Exercise brief:
Pick out the lines below that include the string "title".
[Listed entries]
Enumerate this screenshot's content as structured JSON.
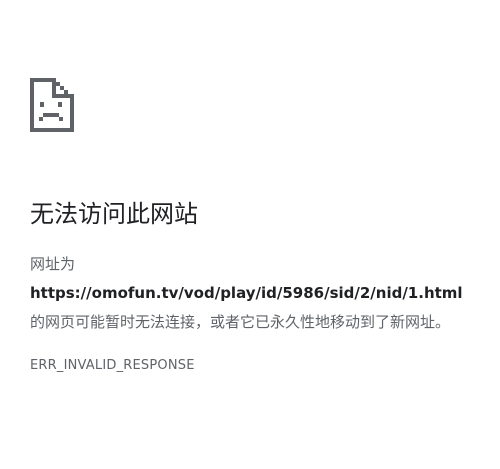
{
  "icon": "sad-page-icon",
  "title": "无法访问此网站",
  "message": {
    "prefix": "网址为",
    "url": "https://omofun.tv/vod/play/id/5986/sid/2/nid/1.html",
    "suffix": "的网页可能暂时无法连接，或者它已永久性地移动到了新网址。"
  },
  "error_code": "ERR_INVALID_RESPONSE",
  "colors": {
    "icon": "#5f6368",
    "title": "#202124",
    "text": "#5f6368"
  }
}
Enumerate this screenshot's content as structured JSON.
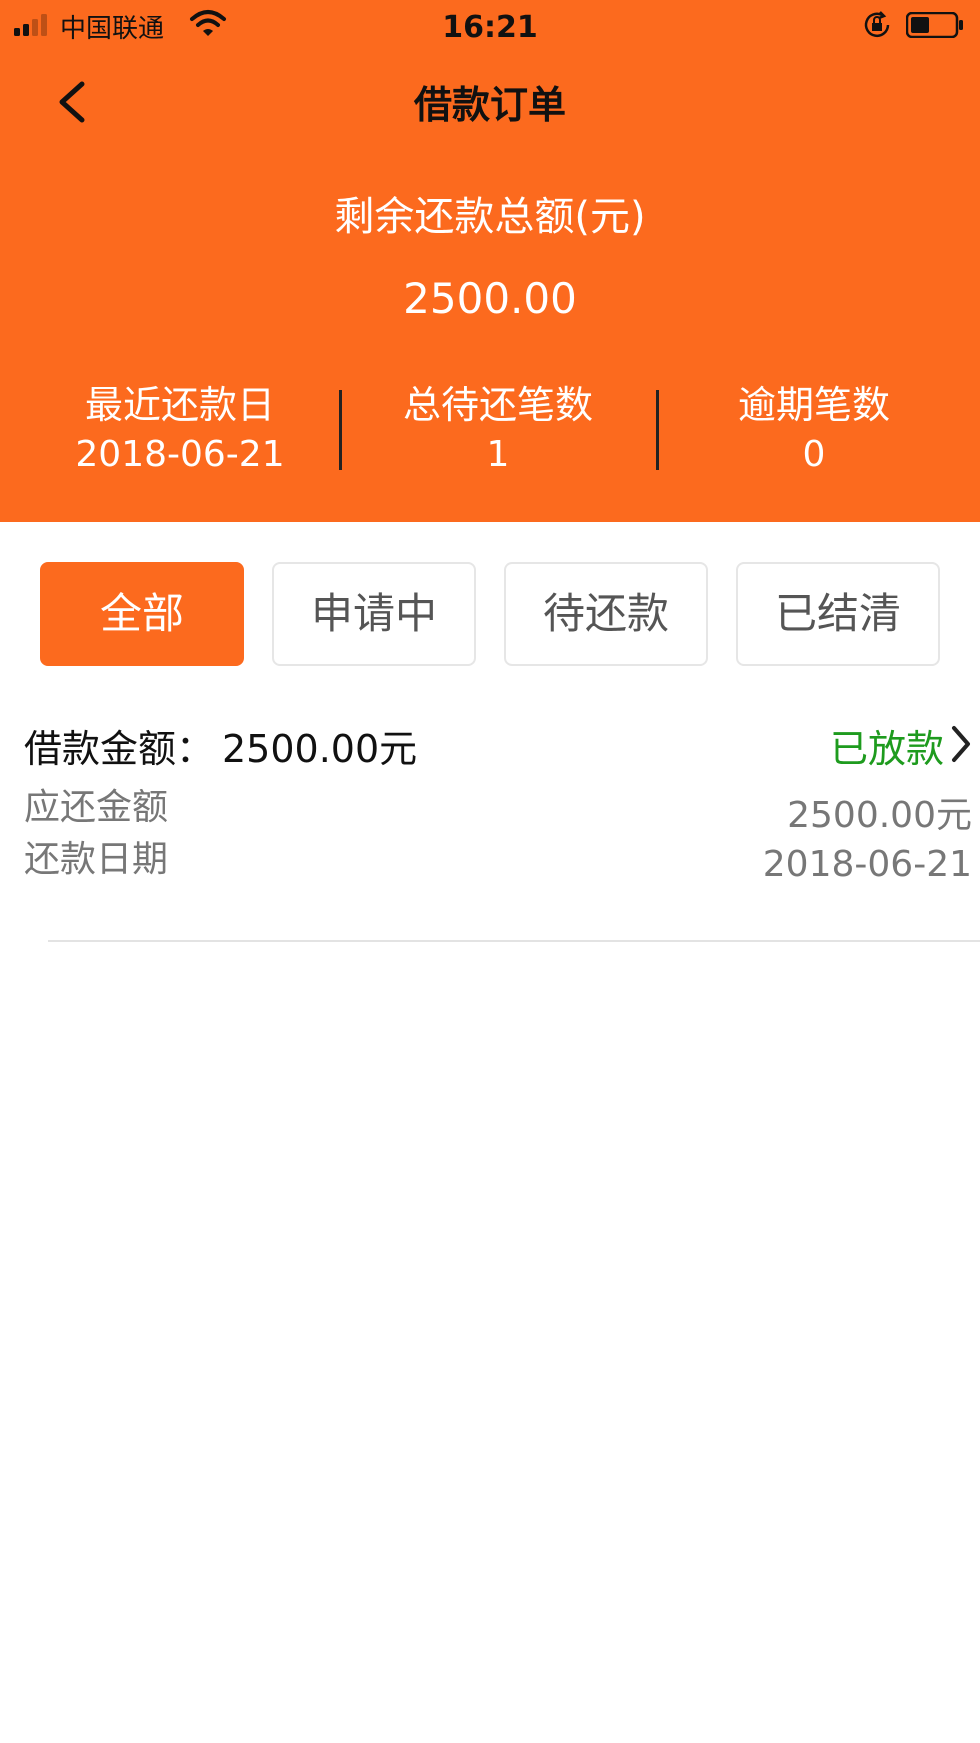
{
  "status_bar": {
    "carrier": "中国联通",
    "time": "16:21",
    "signal_bars": 4,
    "icons": [
      "signal-icon",
      "wifi-icon",
      "rotation-lock-icon",
      "battery-icon"
    ]
  },
  "nav": {
    "title": "借款订单",
    "back_icon": "chevron-left-icon"
  },
  "summary": {
    "label": "剩余还款总额(元)",
    "amount": "2500.00",
    "stats": [
      {
        "label": "最近还款日",
        "value": "2018-06-21"
      },
      {
        "label": "总待还笔数",
        "value": "1"
      },
      {
        "label": "逾期笔数",
        "value": "0"
      }
    ]
  },
  "tabs": [
    {
      "label": "全部",
      "active": true
    },
    {
      "label": "申请中",
      "active": false
    },
    {
      "label": "待还款",
      "active": false
    },
    {
      "label": "已结清",
      "active": false
    }
  ],
  "orders": [
    {
      "loan_label": "借款金额：",
      "loan_amount": "2500.00元",
      "status": "已放款",
      "rows": [
        {
          "label": "应还金额",
          "value": "2500.00元"
        },
        {
          "label": "还款日期",
          "value": "2018-06-21"
        }
      ]
    }
  ],
  "colors": {
    "primary": "#FC6A1E",
    "status_green": "#1E9B1E",
    "text_dark": "#111111",
    "text_muted": "#777777"
  }
}
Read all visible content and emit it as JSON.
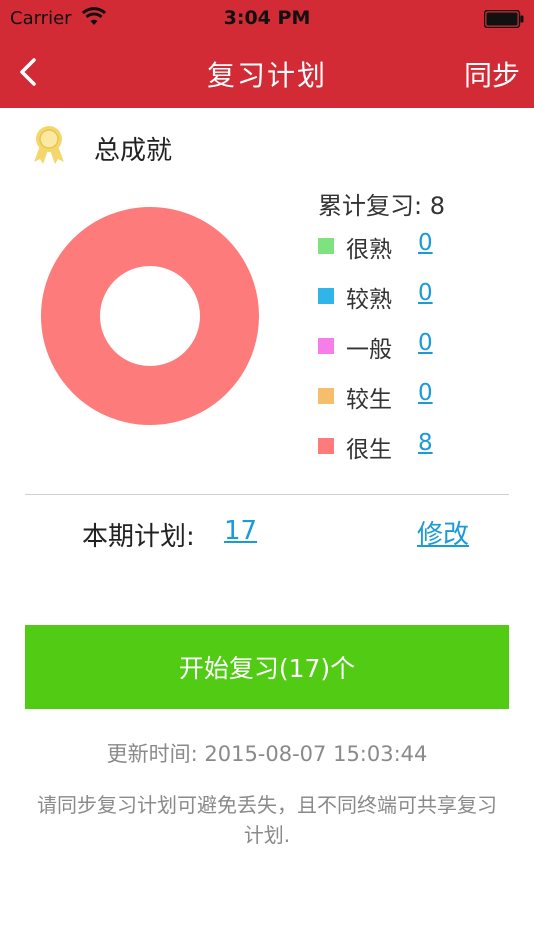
{
  "status_bar": {
    "carrier": "Carrier",
    "time": "3:04 PM"
  },
  "nav": {
    "title": "复习计划",
    "sync_label": "同步"
  },
  "achievement": {
    "title": "总成就",
    "total_label": "累计复习: 8",
    "donut_values": [
      0,
      0,
      0,
      0,
      8
    ],
    "legend": [
      {
        "label": "很熟",
        "value": "0",
        "color": "#7ee27e"
      },
      {
        "label": "较熟",
        "value": "0",
        "color": "#2fb5e8"
      },
      {
        "label": "一般",
        "value": "0",
        "color": "#f77de8"
      },
      {
        "label": "较生",
        "value": "0",
        "color": "#f5bd6c"
      },
      {
        "label": "很生",
        "value": "8",
        "color": "#fd7b7b"
      }
    ]
  },
  "plan": {
    "label": "本期计划:",
    "value": "17",
    "modify_label": "修改"
  },
  "start_button": "开始复习(17)个",
  "updated": {
    "label": "更新时间:",
    "value": "2015-08-07 15:03:44"
  },
  "tip": "请同步复习计划可避免丢失，且不同终端可共享复习计划.",
  "colors": {
    "header": "#d32b35",
    "primary_button": "#52cb14",
    "link": "#1a9ad6"
  }
}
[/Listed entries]
Expected answer:
  "title": "无法访问此网站",
    "title": "#202124",
    "title": "借款订单",
    "title": "复习计划",
    "title": "总成就",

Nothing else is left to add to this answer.